§ Information:
↓↓↓

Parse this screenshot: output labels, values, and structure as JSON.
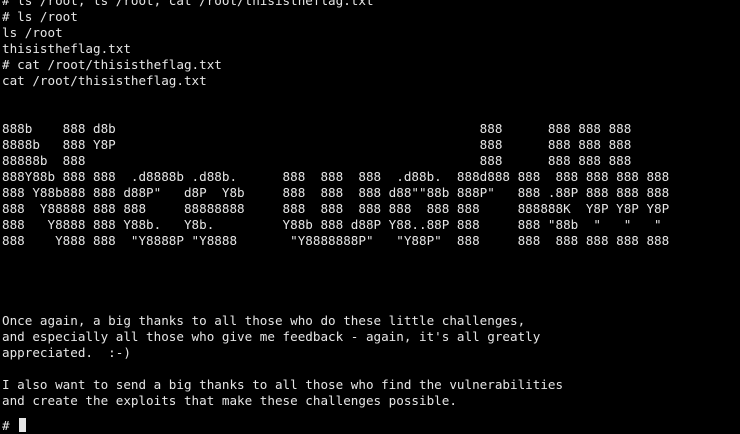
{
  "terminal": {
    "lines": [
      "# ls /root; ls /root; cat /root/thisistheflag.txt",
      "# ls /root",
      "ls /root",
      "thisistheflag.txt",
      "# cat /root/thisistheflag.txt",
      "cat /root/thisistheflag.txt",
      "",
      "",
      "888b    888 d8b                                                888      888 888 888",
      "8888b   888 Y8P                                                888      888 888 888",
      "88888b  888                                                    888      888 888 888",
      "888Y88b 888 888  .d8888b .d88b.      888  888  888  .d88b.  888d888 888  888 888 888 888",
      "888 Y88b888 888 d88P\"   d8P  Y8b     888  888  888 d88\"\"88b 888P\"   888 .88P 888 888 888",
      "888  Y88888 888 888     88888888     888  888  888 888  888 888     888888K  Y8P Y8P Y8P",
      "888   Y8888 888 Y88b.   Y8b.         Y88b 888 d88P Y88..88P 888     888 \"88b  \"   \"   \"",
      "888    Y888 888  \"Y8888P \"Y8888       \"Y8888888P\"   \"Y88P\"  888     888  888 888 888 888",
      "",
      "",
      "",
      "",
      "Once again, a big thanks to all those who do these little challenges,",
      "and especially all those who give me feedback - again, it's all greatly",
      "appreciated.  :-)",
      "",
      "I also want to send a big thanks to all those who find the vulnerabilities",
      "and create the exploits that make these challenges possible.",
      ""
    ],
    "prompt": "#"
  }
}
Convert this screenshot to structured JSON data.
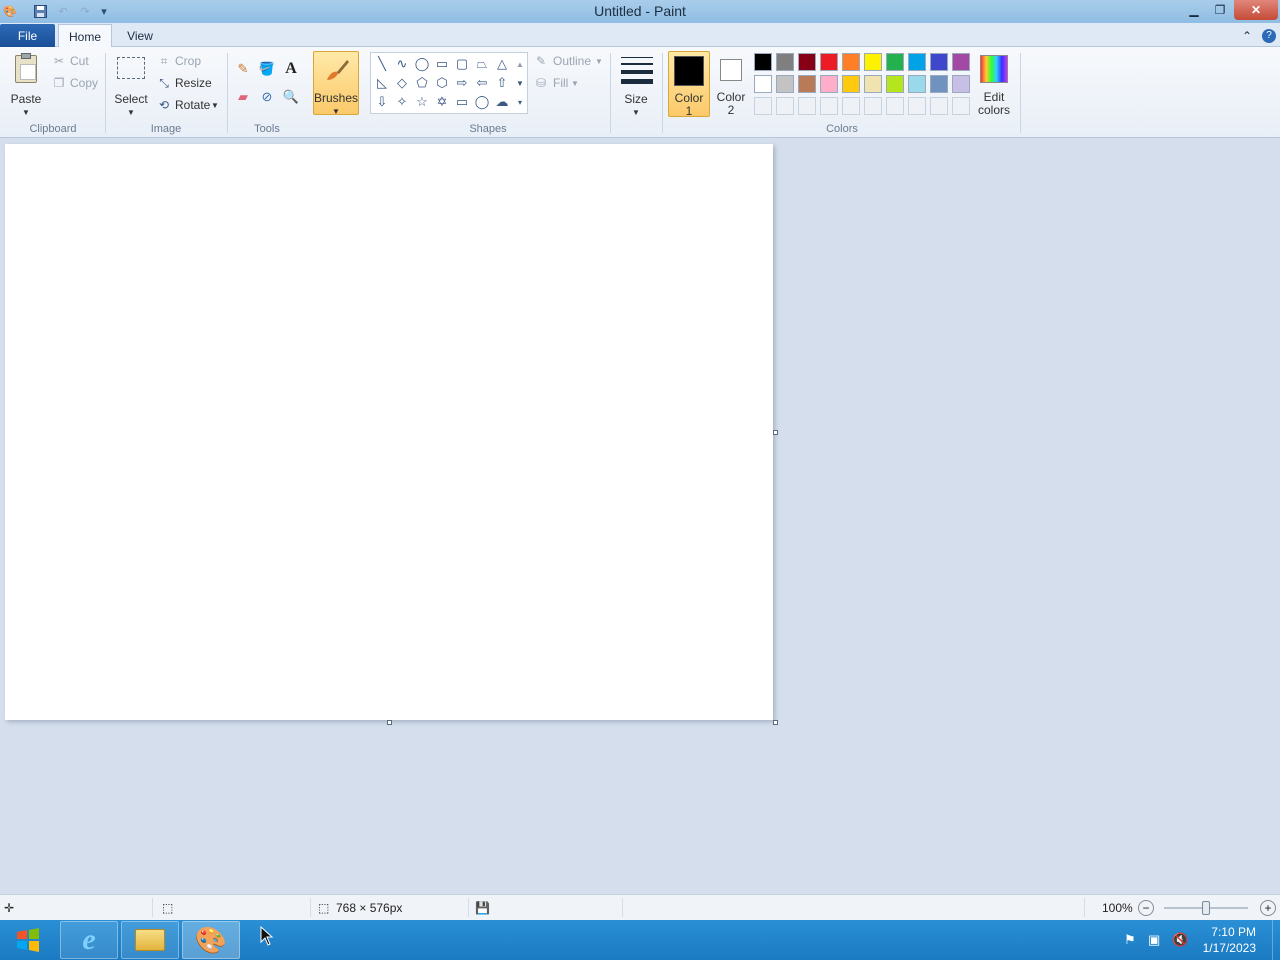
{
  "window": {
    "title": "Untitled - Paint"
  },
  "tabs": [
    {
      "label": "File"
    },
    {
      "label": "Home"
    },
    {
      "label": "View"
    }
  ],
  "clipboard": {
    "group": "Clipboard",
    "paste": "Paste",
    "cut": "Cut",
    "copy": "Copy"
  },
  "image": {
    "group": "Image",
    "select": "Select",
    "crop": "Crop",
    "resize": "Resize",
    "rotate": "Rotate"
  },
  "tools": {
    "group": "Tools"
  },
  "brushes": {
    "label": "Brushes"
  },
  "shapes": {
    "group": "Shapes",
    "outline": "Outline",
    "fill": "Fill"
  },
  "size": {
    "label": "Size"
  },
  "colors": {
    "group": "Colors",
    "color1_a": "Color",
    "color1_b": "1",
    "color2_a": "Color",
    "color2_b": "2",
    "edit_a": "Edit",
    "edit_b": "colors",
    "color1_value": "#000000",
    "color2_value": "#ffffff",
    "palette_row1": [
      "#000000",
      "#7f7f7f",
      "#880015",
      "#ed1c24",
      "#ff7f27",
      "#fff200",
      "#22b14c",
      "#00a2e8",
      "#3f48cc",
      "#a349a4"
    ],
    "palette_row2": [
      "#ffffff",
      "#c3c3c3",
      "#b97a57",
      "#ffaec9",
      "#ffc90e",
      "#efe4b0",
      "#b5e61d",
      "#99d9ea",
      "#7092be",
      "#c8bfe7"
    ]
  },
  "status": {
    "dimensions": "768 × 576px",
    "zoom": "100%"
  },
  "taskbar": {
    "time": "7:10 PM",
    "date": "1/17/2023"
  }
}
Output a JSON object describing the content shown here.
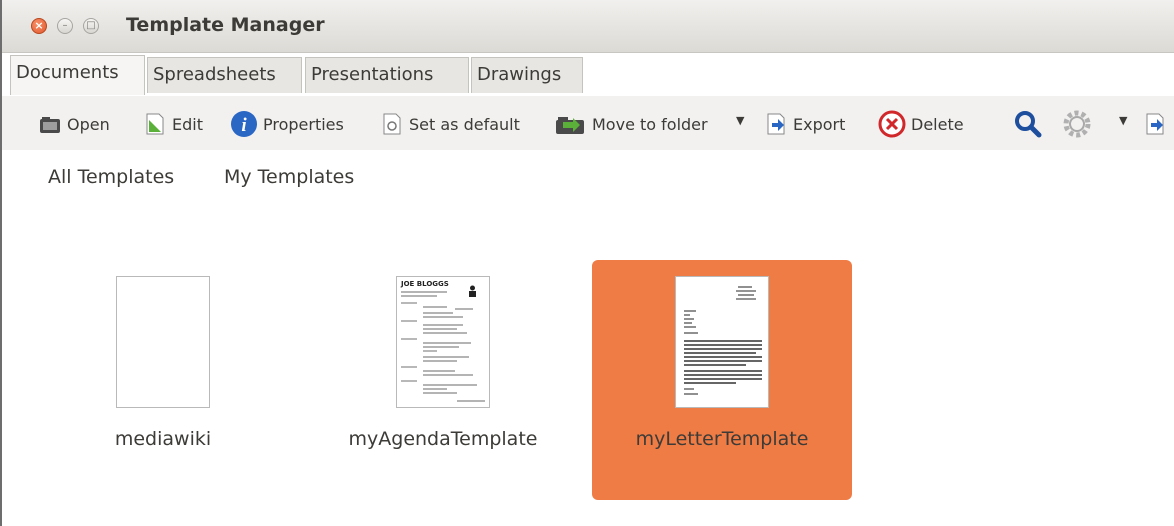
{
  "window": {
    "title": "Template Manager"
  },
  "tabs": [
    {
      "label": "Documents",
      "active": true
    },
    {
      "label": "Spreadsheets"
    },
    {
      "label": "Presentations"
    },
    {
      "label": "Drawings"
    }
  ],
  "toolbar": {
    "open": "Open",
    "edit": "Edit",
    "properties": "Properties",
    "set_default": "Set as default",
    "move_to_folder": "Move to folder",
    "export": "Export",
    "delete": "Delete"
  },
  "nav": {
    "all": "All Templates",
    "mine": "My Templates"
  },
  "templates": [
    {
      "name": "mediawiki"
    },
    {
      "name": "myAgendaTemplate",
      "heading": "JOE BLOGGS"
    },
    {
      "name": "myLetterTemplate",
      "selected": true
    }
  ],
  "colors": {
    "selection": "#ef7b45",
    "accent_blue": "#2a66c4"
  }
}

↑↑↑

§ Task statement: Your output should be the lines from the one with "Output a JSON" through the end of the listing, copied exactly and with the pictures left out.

§ Written response:
Output a JSON object describing the content shown here.
{
  "window": {
    "title": "Template Manager"
  },
  "tabs": [
    {
      "label": "Documents",
      "active": true
    },
    {
      "label": "Spreadsheets"
    },
    {
      "label": "Presentations"
    },
    {
      "label": "Drawings"
    }
  ],
  "toolbar": {
    "open": "Open",
    "edit": "Edit",
    "properties": "Properties",
    "set_default": "Set as default",
    "move_to_folder": "Move to folder",
    "export": "Export",
    "delete": "Delete"
  },
  "nav": {
    "all": "All Templates",
    "mine": "My Templates"
  },
  "templates": [
    {
      "name": "mediawiki"
    },
    {
      "name": "myAgendaTemplate",
      "heading": "JOE BLOGGS"
    },
    {
      "name": "myLetterTemplate",
      "selected": true
    }
  ],
  "colors": {
    "selection": "#ef7b45",
    "accent_blue": "#2a66c4"
  }
}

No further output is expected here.